17th Annual ECSS-Congress, Bruges 2012

Abstract details

Abstract-ID: 589
Session: [OP-PM23] Physiology: Energy metabolism
Lecture room: Live 7
Date & time: 26.06.2015 / -
Title of the paper: Ultra endurance exercise and changes in lean mass
Authors: Furber, M.J.W., Anton-Solanas, A.
Institution: GlaxoSmithKline
Department: Human Performance Lab
Country: United Kingdom
Abstract text Introduction In ultra endurance events the ability to maintain body mass is often compromised due to a restricted energy intake and high energy expenditure. The following case report details the body composition changes of 6 athletes competing in 4 different ultra endurance events. Methods The athletes observed took part in 4 different ultra endurance events. Three male athletes (39.47.1 years) participated in the 2014 Marathon des Sables (running 251 km in 6 days); one female athlete (38.1 years) participated in the 2014 solo Race Across America (cycling 2,150km and withdrew after 9 days due to injury); one male athlete (36.4 years) skied from the coast of Antarctica to the South Pole (1,150 km in 29.8 days); and one male athlete (36.1 years) skied from the Antarctic coast to the South Pole and back (2,888 km in 105 days). Each athlete received comprehensive, structured nutrition and physiology support. Body composition was measured as close as possible pre and post each event (11.612.1 and 8.15.7 days, respectively) using dual energy x-ray absorbitometry. Results No significant difference was detected in total body mass (BM) between pre and post event (84.4310.72 vs. 81.9310.44 kg) across all challenges, however in the events lasting >10 days (>10 d) a mean BM loss of 5.651.91 kg was observed compared to 0.930.88 kg in <10 days (<10 d) events. Total lean mass (LM) increased significantly post event (64.0711.58 to 65.0011.99 kg); the trunk region exhibited the greatest increase (29.434.83 to 30.935.45 kg). In events lasting >10 d trunk LM increased by 2.680.73 kg compared to 0.920.73 kg in events lasting <10 d. Limb LM demonstrated a greater decrease in >10 d events (-1.690.28 vs. -0.020.58 kg). In the weight bearing challenges, bone mineral density (BMD) significantly decreased (1.3930.17 to 1.3800.169 mg/cm2); no changes were observed in the cyclist. Discussion The data presented demonstrate that multi-day exercise can result in increases in lean mass, the trunk exhibiting the greatest increase.

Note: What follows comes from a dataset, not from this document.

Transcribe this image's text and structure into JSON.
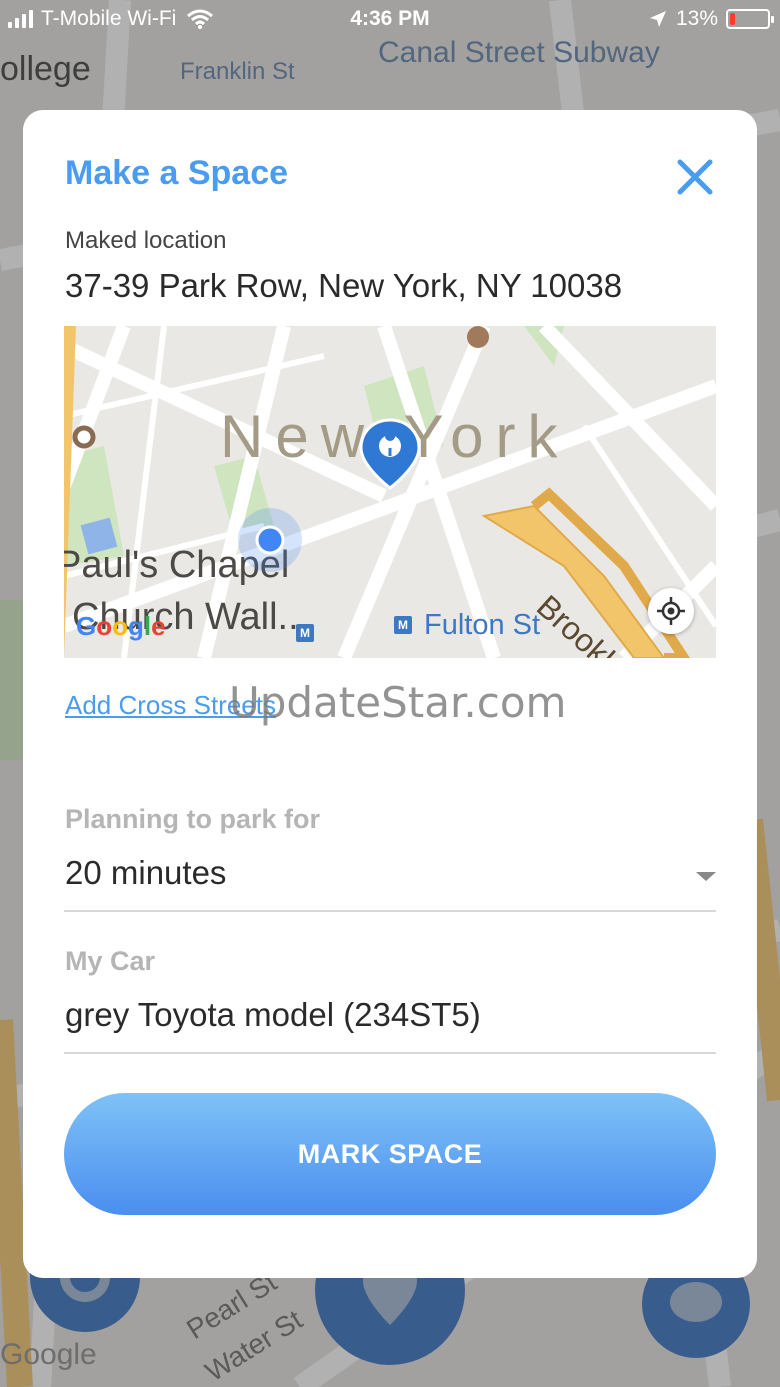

In the two >10 d events the athletes were pulling a sled (>60 kg weight) resulting in a heavy isometric load on the trunk and a repetitive low resistance load on the limbs. This unique combination of exercise potentially led to the observed increases in trunk LM and decreases in limb LM. Similar but lower magnitude body composition changes were observed in <10 d events, highlighting the impact exercise duration has on body composition change. It is well established that impact exercise can support gains in BMD; however the current data demonstrate a significant decrease in BMD in the high impact challenges. These findings suggest research is required to better understand body composition changes during ultra endurance.
Topic: Physiology

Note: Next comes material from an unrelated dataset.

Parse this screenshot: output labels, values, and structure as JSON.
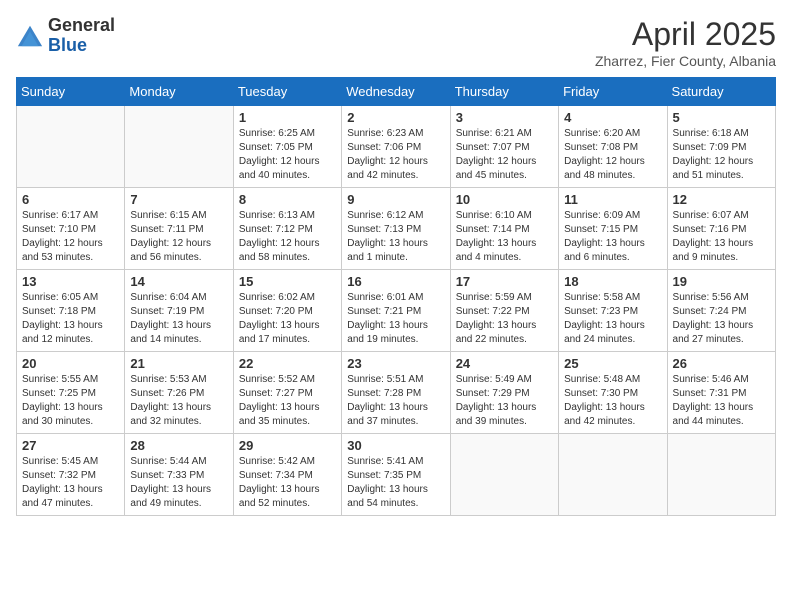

Keyword I: Body Composition
Keyword II: Ultra Endurance
Keyword III: Lean Mass